Content starts

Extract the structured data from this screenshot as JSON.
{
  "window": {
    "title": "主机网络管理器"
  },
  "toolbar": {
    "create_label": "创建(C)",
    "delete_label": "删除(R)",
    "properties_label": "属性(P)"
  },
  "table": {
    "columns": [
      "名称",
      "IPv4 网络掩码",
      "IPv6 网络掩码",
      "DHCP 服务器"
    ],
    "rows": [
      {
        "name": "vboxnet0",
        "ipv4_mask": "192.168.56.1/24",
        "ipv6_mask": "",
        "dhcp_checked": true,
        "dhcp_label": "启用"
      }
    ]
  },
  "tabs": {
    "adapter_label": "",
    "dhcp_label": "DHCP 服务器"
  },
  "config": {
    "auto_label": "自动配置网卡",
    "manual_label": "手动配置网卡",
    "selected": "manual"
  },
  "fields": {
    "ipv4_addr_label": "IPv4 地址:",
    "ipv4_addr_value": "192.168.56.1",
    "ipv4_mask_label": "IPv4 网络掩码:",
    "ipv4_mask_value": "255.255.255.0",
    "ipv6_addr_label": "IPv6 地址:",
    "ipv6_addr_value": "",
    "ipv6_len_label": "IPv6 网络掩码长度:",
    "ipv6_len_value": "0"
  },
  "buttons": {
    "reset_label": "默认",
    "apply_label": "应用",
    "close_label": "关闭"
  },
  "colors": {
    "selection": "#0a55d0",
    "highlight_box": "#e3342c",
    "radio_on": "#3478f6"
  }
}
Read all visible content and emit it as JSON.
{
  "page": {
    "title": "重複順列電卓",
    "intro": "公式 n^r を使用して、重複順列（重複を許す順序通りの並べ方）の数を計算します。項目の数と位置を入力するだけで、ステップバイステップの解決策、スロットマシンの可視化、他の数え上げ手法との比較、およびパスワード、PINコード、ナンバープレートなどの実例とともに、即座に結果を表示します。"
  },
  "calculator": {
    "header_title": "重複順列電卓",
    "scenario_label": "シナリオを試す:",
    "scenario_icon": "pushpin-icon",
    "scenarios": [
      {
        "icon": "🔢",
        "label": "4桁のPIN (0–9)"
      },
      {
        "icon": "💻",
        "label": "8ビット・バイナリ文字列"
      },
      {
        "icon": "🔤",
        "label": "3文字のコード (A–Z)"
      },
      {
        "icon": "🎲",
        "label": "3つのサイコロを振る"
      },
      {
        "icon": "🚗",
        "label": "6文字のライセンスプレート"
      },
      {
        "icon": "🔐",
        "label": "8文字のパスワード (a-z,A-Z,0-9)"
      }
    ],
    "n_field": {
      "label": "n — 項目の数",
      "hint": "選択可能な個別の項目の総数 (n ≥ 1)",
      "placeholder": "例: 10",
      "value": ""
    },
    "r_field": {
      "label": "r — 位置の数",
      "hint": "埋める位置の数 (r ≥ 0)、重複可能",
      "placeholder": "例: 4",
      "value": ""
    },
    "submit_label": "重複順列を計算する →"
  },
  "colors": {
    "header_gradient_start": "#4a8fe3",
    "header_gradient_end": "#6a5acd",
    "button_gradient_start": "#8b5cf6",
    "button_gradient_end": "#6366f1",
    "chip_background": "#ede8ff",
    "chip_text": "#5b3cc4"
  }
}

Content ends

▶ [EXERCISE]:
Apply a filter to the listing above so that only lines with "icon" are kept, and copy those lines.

▶ [PROBLEM SOLUTION]:
    "scenario_icon": "pushpin-icon",
        "icon": "🔢",
        "icon": "💻",
        "icon": "🔤",
        "icon": "🎲",
        "icon": "🚗",
        "icon": "🔐",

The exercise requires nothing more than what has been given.